If parents want great nannies they still pay well despite the economic recession.

I agree with article that this is not a good time to leave a job and get picky about pet-peeves at a job. We all need to remain humble, work hard, and start saving money if we can.

But, it isn't all gloom and doom. I work hard, so do my employer parents, and they compensate me well for my hard work. They are being much more than fair.

If parents want to keep a nanny they need to compensate them well just like always.

But nannies should keep reading articles like this to remind us to save and work hard to keep our jobs and prepare in case our employers lose thiers.

Anonymous said...

It is really sad so many unemployed. But parents looking for jobs can't lay off their caregivers.

Anonymous said...

Sadly this article is what I am experiencing to the tee. I've tried so hard to build my knowledge in childcare and become one of the best nannies. It's extremly frustrating that the economy has taken the nanny profession back 10+ years once again.

Anonymous said...

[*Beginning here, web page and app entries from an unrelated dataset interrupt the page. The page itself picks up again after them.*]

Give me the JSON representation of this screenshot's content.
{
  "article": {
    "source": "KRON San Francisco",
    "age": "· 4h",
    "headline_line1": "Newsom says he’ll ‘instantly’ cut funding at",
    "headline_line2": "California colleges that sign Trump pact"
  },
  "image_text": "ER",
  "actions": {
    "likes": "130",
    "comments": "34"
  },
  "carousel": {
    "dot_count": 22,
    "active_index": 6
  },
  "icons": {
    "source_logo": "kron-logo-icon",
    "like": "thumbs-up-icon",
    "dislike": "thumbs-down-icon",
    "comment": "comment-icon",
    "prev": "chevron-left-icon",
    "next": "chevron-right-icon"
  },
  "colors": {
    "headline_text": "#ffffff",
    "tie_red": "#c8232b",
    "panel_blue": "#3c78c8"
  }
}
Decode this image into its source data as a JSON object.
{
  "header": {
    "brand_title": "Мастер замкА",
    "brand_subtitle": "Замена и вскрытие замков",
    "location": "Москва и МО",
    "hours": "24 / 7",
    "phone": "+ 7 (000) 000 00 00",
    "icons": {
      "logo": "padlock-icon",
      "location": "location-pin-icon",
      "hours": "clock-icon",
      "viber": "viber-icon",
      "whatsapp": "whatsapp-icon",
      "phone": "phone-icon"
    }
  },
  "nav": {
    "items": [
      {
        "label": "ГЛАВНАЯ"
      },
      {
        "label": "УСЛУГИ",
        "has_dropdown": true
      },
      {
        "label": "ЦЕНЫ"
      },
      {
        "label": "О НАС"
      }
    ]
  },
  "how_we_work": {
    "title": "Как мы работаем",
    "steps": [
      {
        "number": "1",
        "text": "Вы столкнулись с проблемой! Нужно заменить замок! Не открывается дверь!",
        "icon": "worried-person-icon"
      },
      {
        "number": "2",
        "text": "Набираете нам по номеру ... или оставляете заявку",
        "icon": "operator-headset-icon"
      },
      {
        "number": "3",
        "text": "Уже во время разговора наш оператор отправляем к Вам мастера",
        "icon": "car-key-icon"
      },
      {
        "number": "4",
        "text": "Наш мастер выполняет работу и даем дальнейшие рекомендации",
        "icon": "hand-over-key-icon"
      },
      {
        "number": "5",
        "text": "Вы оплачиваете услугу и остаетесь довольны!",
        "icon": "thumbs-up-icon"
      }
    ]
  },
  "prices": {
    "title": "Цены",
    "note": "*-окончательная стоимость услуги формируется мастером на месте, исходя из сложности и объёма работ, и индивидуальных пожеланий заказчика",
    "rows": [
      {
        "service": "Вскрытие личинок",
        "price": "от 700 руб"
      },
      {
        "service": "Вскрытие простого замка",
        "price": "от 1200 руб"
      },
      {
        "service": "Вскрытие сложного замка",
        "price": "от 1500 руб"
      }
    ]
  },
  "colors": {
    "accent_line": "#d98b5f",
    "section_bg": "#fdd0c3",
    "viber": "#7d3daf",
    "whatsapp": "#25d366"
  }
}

Well parents should not fire nannies too quickly after losing jobs. To really search full time for a nanny job parents need caregivers watching their children. The American economy needs mothers and fathers working. Most of my friends still have their jobs, most haven't even worked less hours, even when the parents have had to find new jobs. So, just keep saving and be thankful everyday you can work.
Professional Nanny Tonya

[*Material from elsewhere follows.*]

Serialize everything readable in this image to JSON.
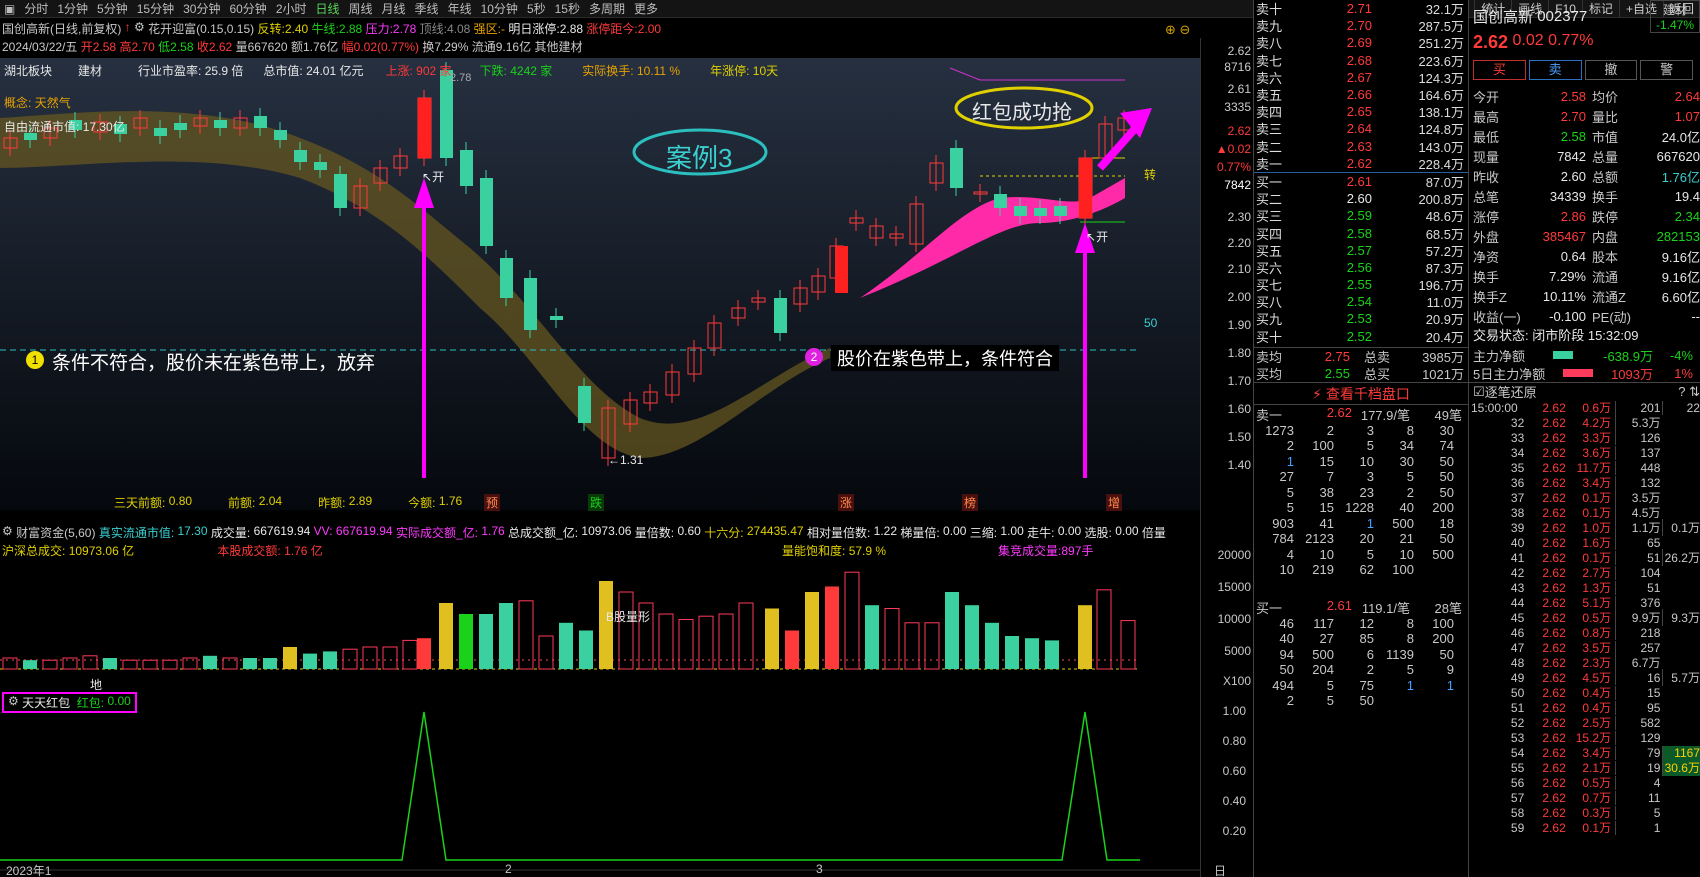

KRobinson said...

As the owner of a prominent, national Nanny Placement agency, I have seen a drop in the number new postions and nanny salaries have dropped 10-20% as a result. We have also seen a 300+% in "Nanny-Share" arrangements between two families.
It is my hope this article, and this job environment does not result in families taking advantage of their nanny. If you want to KEEP a great nanny who has her focus on the care, supervision and development of your child, you will NOT be looking for a nanny who will be "on call", a "nanny-housekeeper", or a "nanny-slave".
It is true, the top nanny/governesses are no longer in the driver's seat in negotiations, but this should not result in families taking advantage of a child care professional. Despite this economy, these nannies will eventually leave those positions as soon as possible.

Best Nanny Newsletter said...

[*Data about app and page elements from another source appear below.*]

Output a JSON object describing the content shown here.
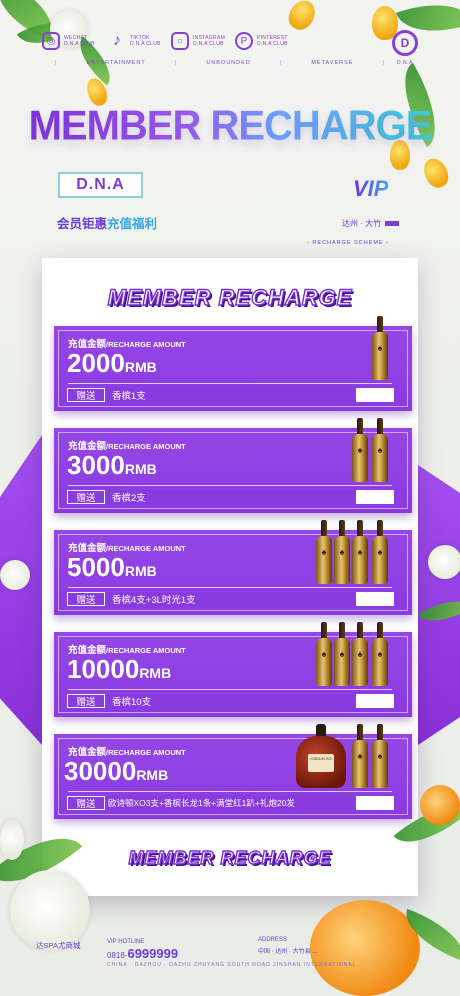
{
  "social": [
    {
      "icon": "wechat-icon",
      "line1": "WECHAT",
      "line2": "D.N.A CLUB"
    },
    {
      "icon": "tiktok-icon",
      "line1": "TIKTOK",
      "line2": "D.N.A CLUB"
    },
    {
      "icon": "instagram-icon",
      "line1": "INSTAGRAM",
      "line2": "D.N.A CLUB"
    },
    {
      "icon": "pinterest-icon",
      "line1": "PINTEREST",
      "line2": "D.N.A CLUB"
    }
  ],
  "nav": [
    "ENTERTAINMENT",
    "UNBOUNDED",
    "METAVERSE"
  ],
  "brand_small": "D.N.A",
  "headline": "MEMBER RECHARGE",
  "dna_logo": "D.N.A",
  "vip": "VIP",
  "benefit_a": "会员钜惠",
  "benefit_b": "充值福利",
  "city": "达州 · 大竹",
  "scheme": "- RECHARGE SCHEME -",
  "card_title": "MEMBER RECHARGE",
  "card_title_bottom": "MEMBER RECHARGE",
  "amount_label_cn": "充值金额",
  "amount_label_en": "/RECHARGE AMOUNT",
  "gift_tag": "赠送",
  "items": [
    {
      "amount": "2000",
      "unit": "RMB",
      "gift": "香槟1支",
      "bottles": 1
    },
    {
      "amount": "3000",
      "unit": "RMB",
      "gift": "香槟2支",
      "bottles": 2
    },
    {
      "amount": "5000",
      "unit": "RMB",
      "gift": "香槟4支+3L时光1支",
      "bottles": 4
    },
    {
      "amount": "10000",
      "unit": "RMB",
      "gift": "香槟10支",
      "bottles": 4
    },
    {
      "amount": "30000",
      "unit": "RMB",
      "gift": "欧诗顿XO3支+香槟长龙1条+满堂红1趴+礼炮20发",
      "bottles": 2,
      "cognac": true
    }
  ],
  "cognac_label": "OSDUN XO",
  "footer": {
    "left_title": "达SPA尤商城",
    "left_sub": "",
    "hotline_label": "VIP HOTLINE",
    "phone_code": "0818-",
    "phone": "6999999",
    "address_label": "ADDRESS",
    "address": "中国 · 达州 · 大竹县 ...",
    "english": "CHINA · DAZHOU · DAZHU ZHUYANG SOUTH ROAD JINSHAN INTERNATIONAL ..."
  },
  "colors": {
    "accent": "#8a3be0",
    "teal": "#33d6d0"
  }
}
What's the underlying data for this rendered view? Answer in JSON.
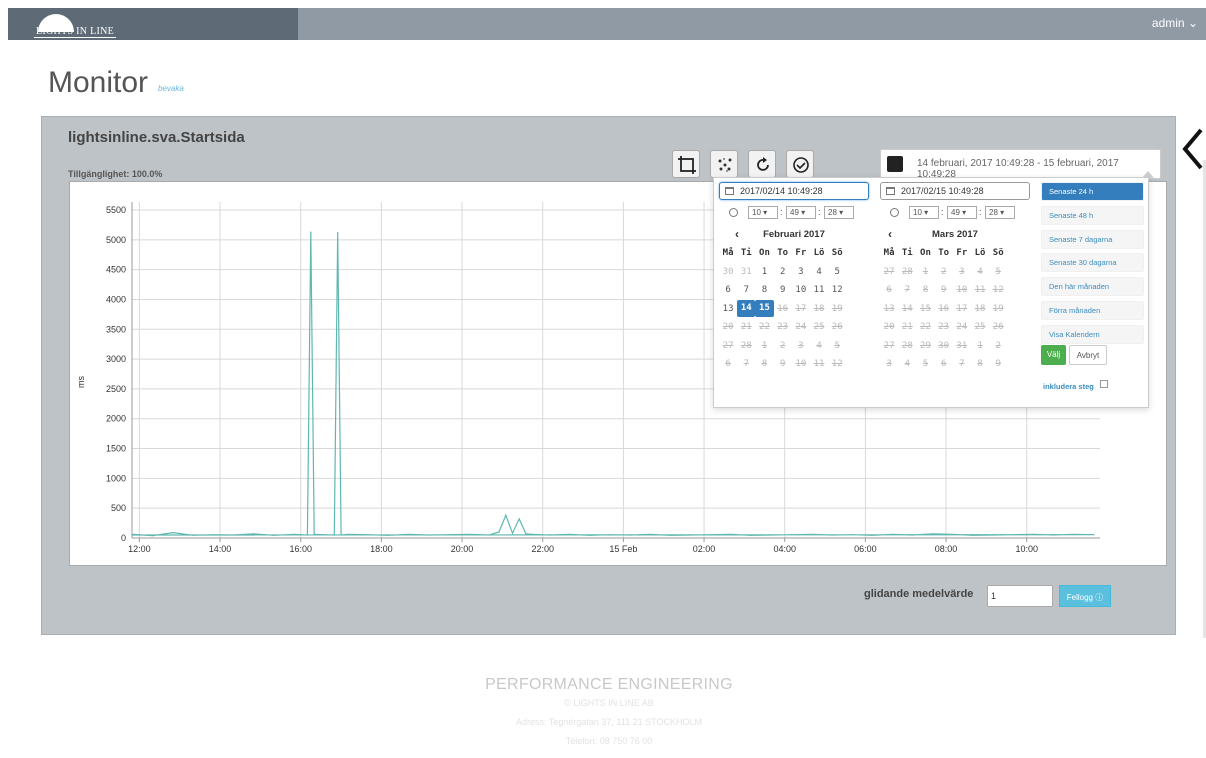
{
  "header": {
    "logo_text": "LIGHTS IN LINE",
    "user_menu": "admin"
  },
  "page": {
    "title": "Monitor",
    "subtitle": "bevaka"
  },
  "panel": {
    "title": "lightsinline.sva.Startsida",
    "availability": "Tillgänglighet: 100.0%",
    "toolbar": [
      "crop-icon",
      "scatter-icon",
      "refresh-icon",
      "reset-icon"
    ],
    "date_range": "14 februari, 2017 10:49:28 - 15 februari, 2017 10:49:28"
  },
  "chart_data": {
    "type": "line",
    "ylabel": "ms",
    "xlabel": "",
    "ylim": [
      0,
      5500
    ],
    "yticks": [
      0,
      500,
      1000,
      1500,
      2000,
      2500,
      3000,
      3500,
      4000,
      4500,
      5000,
      5500
    ],
    "xtick_labels": [
      "12:00",
      "14:00",
      "16:00",
      "18:00",
      "20:00",
      "22:00",
      "15 Feb",
      "02:00",
      "04:00",
      "06:00",
      "08:00",
      "10:00"
    ],
    "x_start": "2017-02-14 10:49",
    "x_end": "2017-02-15 10:49",
    "grid": true,
    "color": "#5fb8b0",
    "series": [
      {
        "x": [
          "10:50",
          "11:20",
          "11:50",
          "12:20",
          "12:50",
          "13:20",
          "13:50",
          "14:20",
          "14:50",
          "15:10",
          "15:15",
          "15:20",
          "15:35",
          "15:50",
          "15:55",
          "16:00",
          "16:10",
          "16:40",
          "17:10",
          "17:40",
          "18:10",
          "18:40",
          "19:10",
          "19:40",
          "19:55",
          "20:05",
          "20:15",
          "20:25",
          "20:35",
          "20:45",
          "21:10",
          "21:40",
          "22:10",
          "22:40",
          "23:10",
          "23:40",
          "00:10",
          "00:40",
          "01:10",
          "01:40",
          "02:10",
          "02:40",
          "03:10",
          "03:40",
          "04:10",
          "04:40",
          "05:10",
          "05:40",
          "06:10",
          "06:40",
          "07:10",
          "07:40",
          "08:10",
          "08:40",
          "09:10",
          "09:40",
          "10:10",
          "10:40",
          "10:49"
        ],
        "y": [
          60,
          40,
          90,
          45,
          55,
          50,
          70,
          45,
          60,
          50,
          5130,
          60,
          55,
          50,
          5120,
          50,
          60,
          55,
          45,
          60,
          50,
          55,
          60,
          50,
          100,
          380,
          80,
          320,
          70,
          60,
          50,
          60,
          45,
          55,
          50,
          60,
          45,
          50,
          55,
          60,
          45,
          50,
          55,
          60,
          50,
          55,
          45,
          60,
          50,
          70,
          60,
          45,
          50,
          55,
          60,
          50,
          60,
          55,
          50
        ]
      }
    ]
  },
  "smoothing": {
    "label": "glidande medelvärde",
    "value": "1",
    "button": "Fellogg"
  },
  "picker": {
    "start_input": "2017/02/14 10:49:28",
    "end_input": "2017/02/15 10:49:28",
    "start_time": {
      "hour": "10",
      "minute": "49",
      "second": "28"
    },
    "end_time": {
      "hour": "10",
      "minute": "49",
      "second": "28"
    },
    "left_month": "Februari 2017",
    "right_month": "Mars 2017",
    "weekdays": [
      "Må",
      "Ti",
      "On",
      "To",
      "Fr",
      "Lö",
      "Sö"
    ],
    "left_days": [
      [
        "30",
        "31",
        "1",
        "2",
        "3",
        "4",
        "5"
      ],
      [
        "6",
        "7",
        "8",
        "9",
        "10",
        "11",
        "12"
      ],
      [
        "13",
        "14",
        "15",
        "16",
        "17",
        "18",
        "19"
      ],
      [
        "20",
        "21",
        "22",
        "23",
        "24",
        "25",
        "26"
      ],
      [
        "27",
        "28",
        "1",
        "2",
        "3",
        "4",
        "5"
      ],
      [
        "6",
        "7",
        "8",
        "9",
        "10",
        "11",
        "12"
      ]
    ],
    "right_days": [
      [
        "27",
        "28",
        "1",
        "2",
        "3",
        "4",
        "5"
      ],
      [
        "6",
        "7",
        "8",
        "9",
        "10",
        "11",
        "12"
      ],
      [
        "13",
        "14",
        "15",
        "16",
        "17",
        "18",
        "19"
      ],
      [
        "20",
        "21",
        "22",
        "23",
        "24",
        "25",
        "26"
      ],
      [
        "27",
        "28",
        "29",
        "30",
        "31",
        "1",
        "2"
      ],
      [
        "3",
        "4",
        "5",
        "6",
        "7",
        "8",
        "9"
      ]
    ],
    "ranges": [
      "Senaste 24 h",
      "Senaste 48 h",
      "Senaste 7 dagarna",
      "Senaste 30 dagarna",
      "Den här månaden",
      "Förra månaden",
      "Visa Kalendern"
    ],
    "apply": "Välj",
    "cancel": "Avbryt",
    "include_steps": "inkludera steg"
  },
  "footer": {
    "title": "PERFORMANCE ENGINEERING",
    "company": "© LIGHTS IN LINE AB",
    "address": "Adress: Tegnérgatan 37, 111 21 STOCKHOLM",
    "phone": "Telefon: 08 750 76 00"
  }
}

What good does it do a parent or their children to hire the cheapest caregiver? The saying goes, "You get what you pay for." Despite the economic recession employees will still take the highest paying jobs they are offered.

Even during an economic recession parents ought to respect and fairly compensate those they hire to care for their most precious children. If parents mistreat or disrespect their nannies (daycare workers, babysitters, housekeepers, dog walkers, chef, or anyone) they will create a scornful caregiver who will look for a better job.

We are all aware of the economic recession. A nanny that has been treated with respect, paid a good salary, and provided proper benefits will be more than willing to reduce a few hours, forgo a raise for a few months, and take on a few additional chores if a parent loses a job. Nannies are human too. In fact, nannies tend to be emotional, loving, and loyal to good employers. Most nannies are more than willing to pitch-in and help out when treated respectfully.

But, nannies also have to take care of themselves. If parents start taking advantage of their employees they will undoubtedly create scornful employees. The frustration and anger the nanny feels may eventually affect the care they provide the children.

The article in the "Washington Post" is a good reminder to nannies and parents to work hard and save money. But I want to remind parents to treat their employees as they would like to be treated. If they do so, the caregiver may actually work harder during these difficult economic times because they will feel loyal to the parents who have treated them so well.

Regardless of the economic stregth of the nation, if my employers start taking advantage of me I will start looking for a new job. Even if it takes me longer to find a job these days, I want to work for parents that respect me and make a decent wage.

For parents hoping to pay less during the economic recession just remember "You get what you pay for!"